One month ago, I wondered what Montanans would think of the story of A.B.C.Merriman-Labor.
After travelling nearly 800 miles, I have my answer.
They loved it.
Montana officially met A.B.C. Merriman-Labor at official U.S. launch party for the book at the Billings Public Library.
The extraordinary Bess Fredlund and a team of helpers transformed the Common Room into a magical salon with sparkling trays of cucumber sandwiches, towers of fluffy cupcakes, and a glittering cistern brimming with bottles of prosecco. Historical images shimmered in the background as African and turn-of-the-century music hall tunes tunes floated through the air.
Nearly a hundred friends, family, and supporters flowed in, filling the room with laughter and conversation. As people imbibed and chatted, I signed books. In less than an hour and a half we were sold out. I was stunned. I had never imagined that there would be so much love, so much enthusiasm. Every writer’s dream-come-true.
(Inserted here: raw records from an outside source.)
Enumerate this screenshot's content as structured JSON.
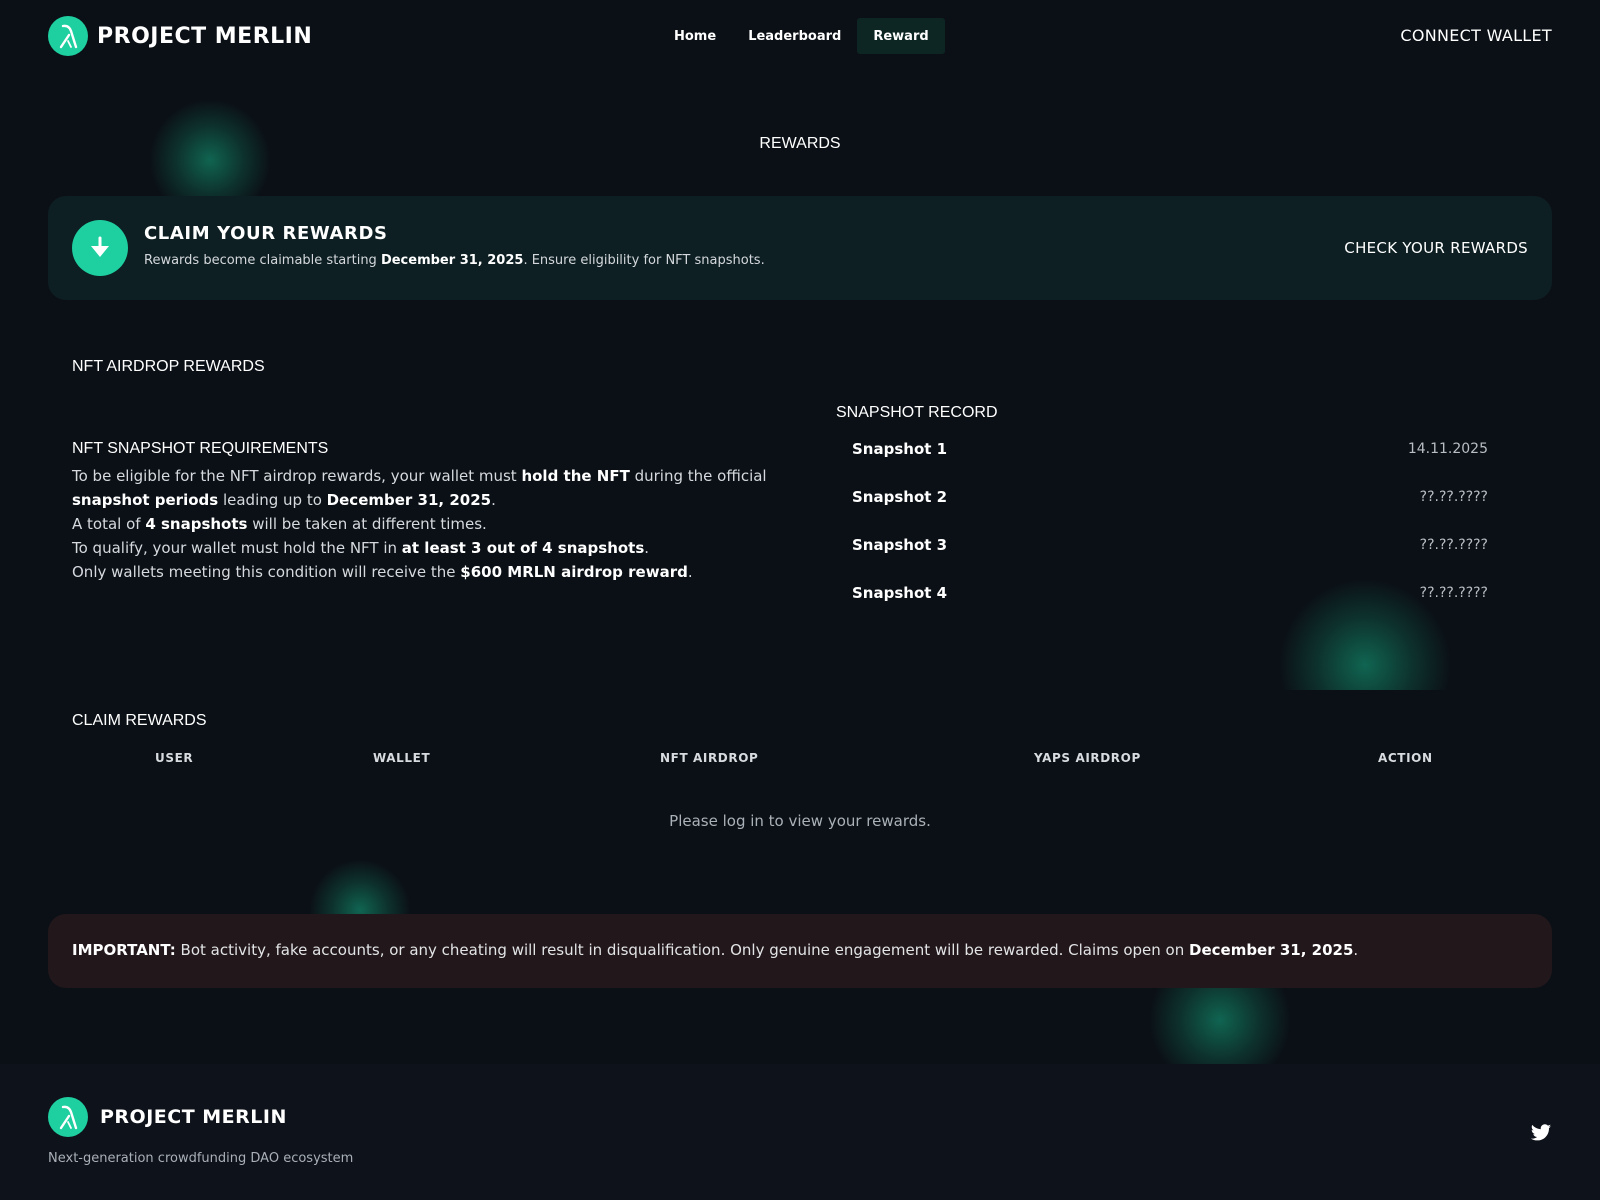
{
  "brand": {
    "name": "PROJECT MERLIN"
  },
  "nav": {
    "items": [
      {
        "label": "Home"
      },
      {
        "label": "Leaderboard"
      },
      {
        "label": "Reward"
      }
    ],
    "connect_label": "CONNECT WALLET"
  },
  "page": {
    "title": "REWARDS"
  },
  "claim_banner": {
    "title": "CLAIM YOUR REWARDS",
    "sub_prefix": "Rewards become claimable starting ",
    "sub_date": "December 31, 2025",
    "sub_suffix": ". Ensure eligibility for NFT snapshots.",
    "action_label": "CHECK YOUR REWARDS"
  },
  "nft": {
    "section_title": "NFT AIRDROP REWARDS",
    "requirements_title": "NFT SNAPSHOT REQUIREMENTS",
    "line1_a": "To be eligible for the NFT airdrop rewards, your wallet must ",
    "line1_b": "hold the NFT",
    "line1_c": " during the official ",
    "line2_a": "snapshot periods",
    "line2_b": " leading up to ",
    "line2_c": "December 31, 2025",
    "line2_d": ".",
    "line3_a": "A total of ",
    "line3_b": "4 snapshots",
    "line3_c": " will be taken at different times.",
    "line4_a": "To qualify, your wallet must hold the NFT in ",
    "line4_b": "at least 3 out of 4 snapshots",
    "line4_c": ".",
    "line5_a": "Only wallets meeting this condition will receive the ",
    "line5_b": "$600 MRLN airdrop reward",
    "line5_c": "."
  },
  "snapshots": {
    "title": "SNAPSHOT RECORD",
    "items": [
      {
        "name": "Snapshot 1",
        "date": "14.11.2025"
      },
      {
        "name": "Snapshot 2",
        "date": "??.??.????"
      },
      {
        "name": "Snapshot 3",
        "date": "??.??.????"
      },
      {
        "name": "Snapshot 4",
        "date": "??.??.????"
      }
    ]
  },
  "claim_table": {
    "title": "CLAIM REWARDS",
    "columns": [
      "USER",
      "WALLET",
      "NFT AIRDROP",
      "YAPS AIRDROP",
      "ACTION"
    ],
    "empty_message": "Please log in to view your rewards."
  },
  "important": {
    "label": "IMPORTANT:",
    "text": " Bot activity, fake accounts, or any cheating will result in disqualification. Only genuine engagement will be rewarded. Claims open on ",
    "date": "December 31, 2025",
    "end": "."
  },
  "footer": {
    "brand": "PROJECT MERLIN",
    "tagline": "Next-generation crowdfunding DAO ecosystem",
    "social_icon": "twitter-icon"
  },
  "colors": {
    "accent": "#1ecfa0",
    "background": "#0b1016",
    "banner": "#0d1f23",
    "warning_bg": "#22171b"
  }
}
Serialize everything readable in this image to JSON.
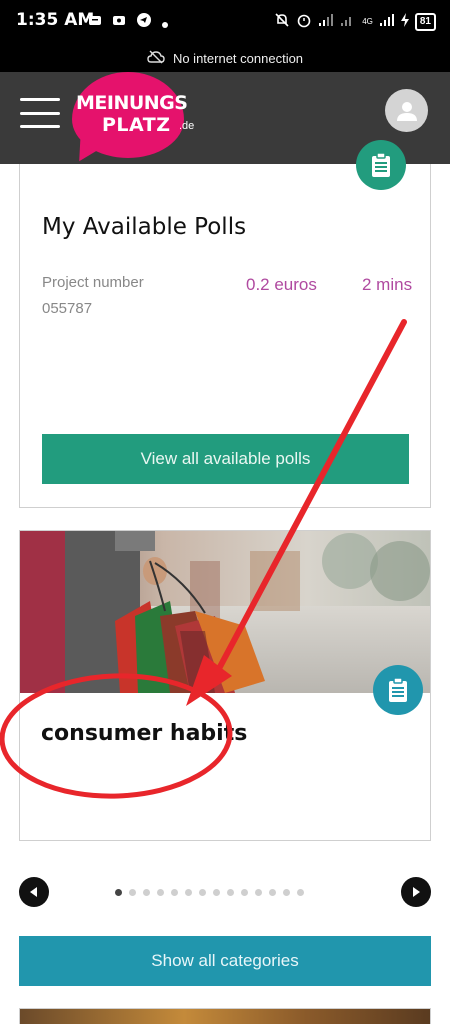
{
  "status_bar": {
    "time": "1:35 AM",
    "battery": "81",
    "network": "4G"
  },
  "connection_banner": {
    "text": "No internet connection",
    "icon": "cloud-off-icon"
  },
  "header": {
    "logo_line1": "MEINUNGS",
    "logo_line2": "PLATZ",
    "logo_suffix": ".de",
    "menu_icon": "hamburger-menu-icon",
    "profile_icon": "user-avatar-icon",
    "logo_color": "#e5126c",
    "background": "#3a3a3a"
  },
  "polls_card": {
    "title": "My Available Polls",
    "project_label": "Project number",
    "project_number": "055787",
    "reward": "0.2 euros",
    "duration": "2 mins",
    "button_label": "View all available polls",
    "badge_icon": "clipboard-icon",
    "accent_color": "#229c7e",
    "value_color": "#b04aa0"
  },
  "category_card": {
    "title": "consumer habits",
    "image": "shopping-bags-photo",
    "badge_icon": "clipboard-icon",
    "accent_color": "#2196ad"
  },
  "pager": {
    "prev_icon": "arrow-left-icon",
    "next_icon": "arrow-right-icon",
    "page_count": 14,
    "active_page": 1
  },
  "categories_button": {
    "label": "Show all categories",
    "color": "#2196ad"
  },
  "annotation": {
    "color": "#e8262b",
    "type": "red-arrow-and-circle"
  }
}
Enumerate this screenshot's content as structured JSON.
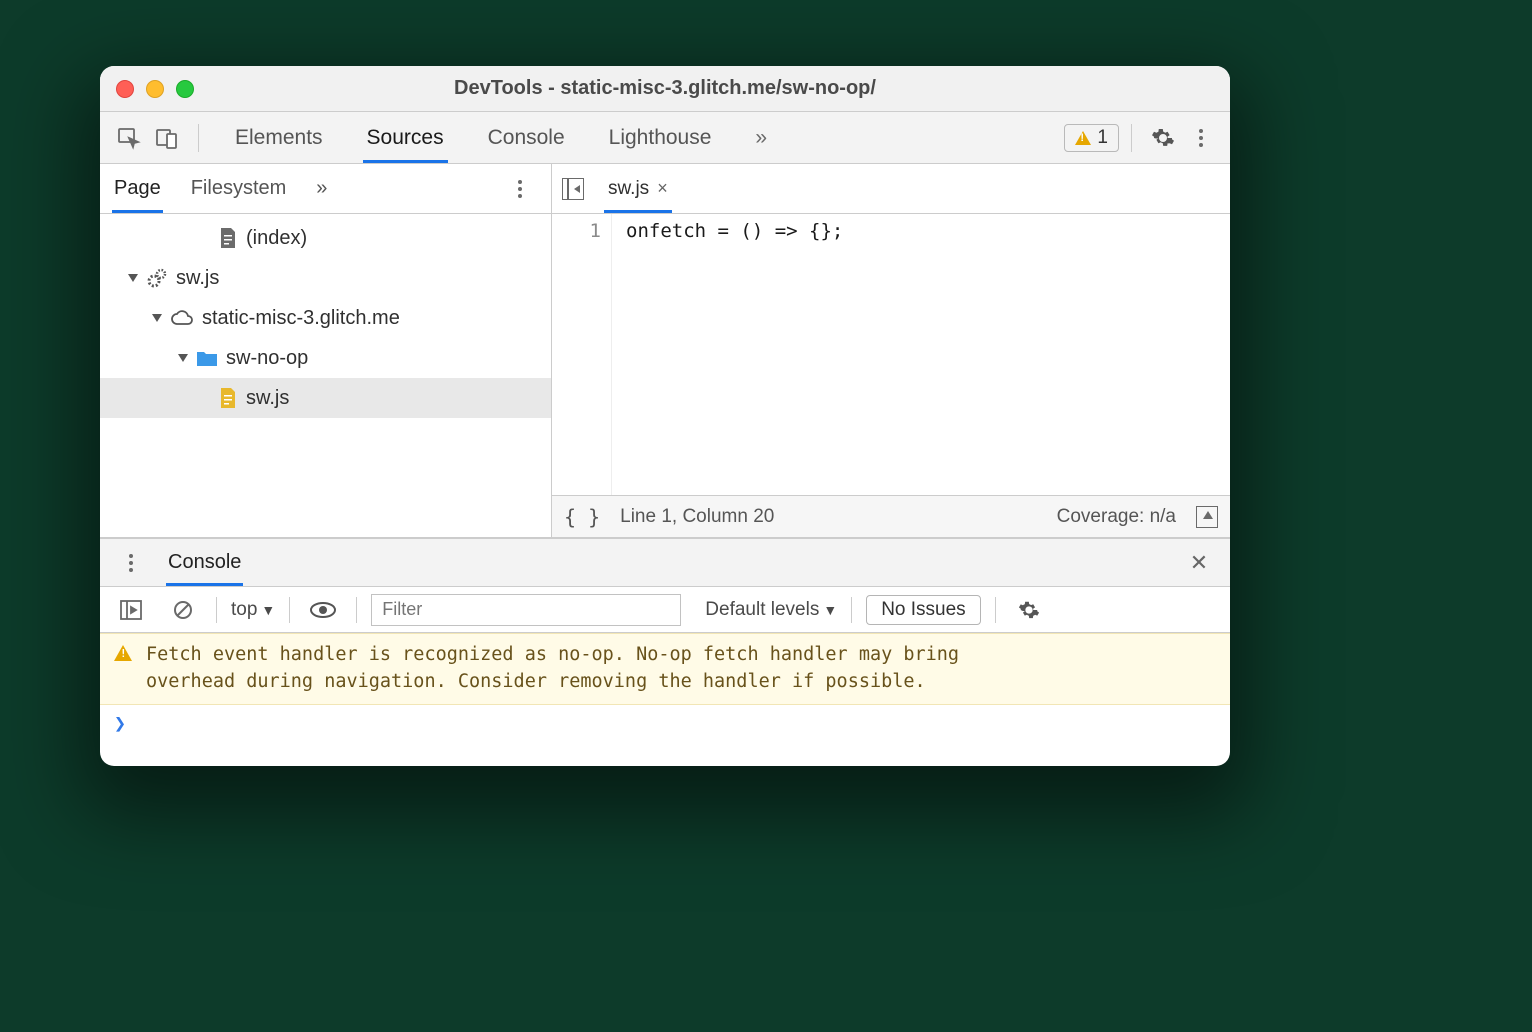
{
  "window": {
    "title": "DevTools - static-misc-3.glitch.me/sw-no-op/"
  },
  "toolbar": {
    "tabs": [
      "Elements",
      "Sources",
      "Console",
      "Lighthouse"
    ],
    "active_tab": "Sources",
    "warning_count": "1"
  },
  "sources": {
    "nav_tabs": [
      "Page",
      "Filesystem"
    ],
    "active_nav": "Page",
    "tree": {
      "index_label": "(index)",
      "sw_worker": "sw.js",
      "domain": "static-misc-3.glitch.me",
      "folder": "sw-no-op",
      "file": "sw.js"
    },
    "open_file": "sw.js",
    "code": {
      "line_number": "1",
      "content": "onfetch = () => {};"
    },
    "status": {
      "pretty": "{ }",
      "position": "Line 1, Column 20",
      "coverage": "Coverage: n/a"
    }
  },
  "drawer": {
    "tab": "Console",
    "context": "top",
    "filter_placeholder": "Filter",
    "levels": "Default levels",
    "issues": "No Issues",
    "warning": "Fetch event handler is recognized as no-op. No-op fetch handler may bring overhead during navigation. Consider removing the handler if possible.",
    "prompt": "❯"
  }
}
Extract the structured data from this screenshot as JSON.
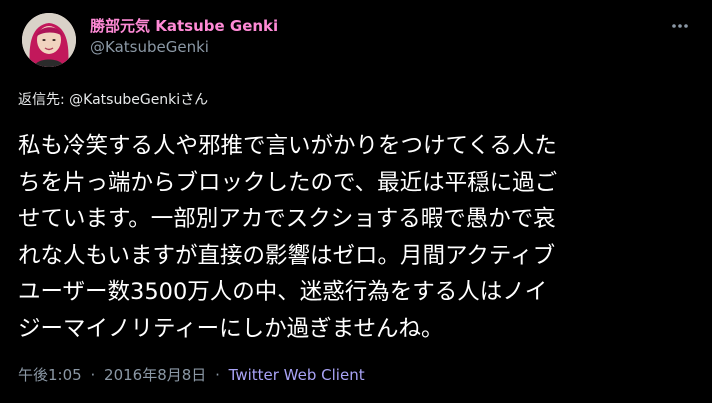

Everyone got settled, and I gave a slide presentation about Merriman-Labor’s life and times. I talked about his indomitable ancestors: the formerly enslaved people who made treacherous journeys from Europe and the New World to Sierra Leone to begin new lives of freedom. Of his great grandfather who was liberated from a slave ship by the British Navy and who later fought for King George against Napoleon. I told about his British education, his dream of being a writer, his decision to move to London in 1904 to prove he deserved a place on the world’s greatest literary stage. I described his struggles, the ravages of World War I, the scourge known at the Spanish flu, and his untimely death. I also talked about why he meant so much to me, why his story is important not just to black people or British people, but to all people. To anyone who has ever had a dream. I talked about Merriman-Labor as an embodiment of the resilient spirit and a model for all of us.
By the time I got to the end, people were tearing up. In that moment, in that room full of Montanans, I felt I was helping to bring Merriman-Labor’s dream full circle. He believed that we are all “members of the great human family” and should know and love one another. Bringing his story to Montana made me feel a little closer to realizing that dream.
Special thanks to Bess Fredlund, Leslie Modrow, Tim Lehman, Sondra Daly, and Dave Caserio, Danette Gentry, Bev Ross, Becky Weihe, and Marnie Edmiston for all their hard work to make this event such a success!)
To celebrate the Montana Book Tour for An African in Imperial London, I am doing a GoodReads Giveaway. Use the link to the left to join the giveaway and get your chance to win a free copy of the book!
[Please note: GoodReads limits this giveaway to readers in the US and Canada.]